“It was really impressive to see the students and their level of commitment to the research,” Dorsey said. “Everyone has to be flexible and creative.”
Madeline Smith ’10 began working on research with Stansfield in summer 2009 through an NSF–funded internship while she was finishing her undergraduate degree as a computer science major.
“Getting involved with research at Ithaca [College] totally changed the direction of my life,” Smith said. “Seeing that I could use my technical computer science skills on projects that could help people … was really exciting to me.”
Smith said she was on a research team with two other students, where they did background research, literature reviews and brainstormed and tested solutions for the Weebot.
“It was very much a collaborative project … understanding the problem and the technology,” Smith said. “As a group, we came up with the concept to test out different control methods.”
Smith said the WeeBot’s drive system was inspired by the Wii Balance Board, a platform that can detect shifts in weight when connected to Wii games.
“One of the students said ‘I think the Wii Board could do all of [the movements]’ … so that’s basically how we got started with a research prototype,” Dennis said. “We couldn’t have completed our research without the support of students.”
In 2019, Dennis and Stansfield asked Chuck Schwerin, managing director of business services for Tompkins County Area Development, to be their business mentor. The two professors formed the company, Assistance in Motion, in January 2020 and Dennis said she retired from the college at the end of 2020.
Dennis said there were issues with the initial prototype, like affordability and accessibility. The robot worked, but it cost $13,000 to assemble one robot, and Dennis said their goal was to make the robot financially accessible for families. The robot would also get stuck in corners and was hard to transport because of its size.
Dennis said they need a second prototype, which requires additional funding. Between 2001 and 2020, Dennis and Stansfield have received over $700,000 in grant funding from NSF, Cornell I-Corps and the New York Physical Therapy Association.

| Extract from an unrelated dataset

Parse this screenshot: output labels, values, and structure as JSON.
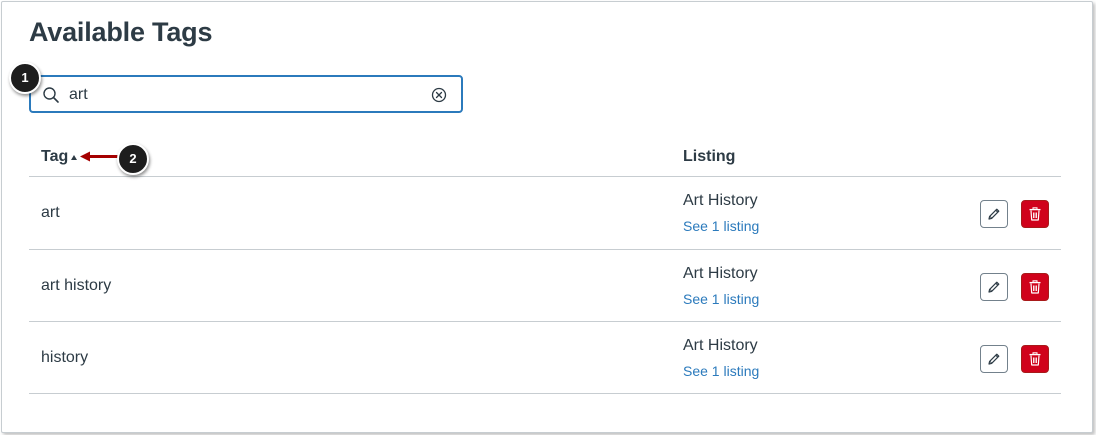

Their most recent grant was from NSF for $256,000, which will be used to fund the new WeeBot prototype.
“[The college] has been very supportive of the research, particularly in the times between grant funding when the project could have ground to a halt,” Stansfield said.
Dennis said the next steps for Assistance in Motion involve meeting with engineers and other skilled professionals to complement Dennis and Stansfield’s skills. Stansfield said that once they have a better prototype, they will either sell the robots themselves or find another organization to sell them.
“We’re in it until it looks like it’s getting to the children that need it,” Stansfield said. “That’s been the whole purpose all along.”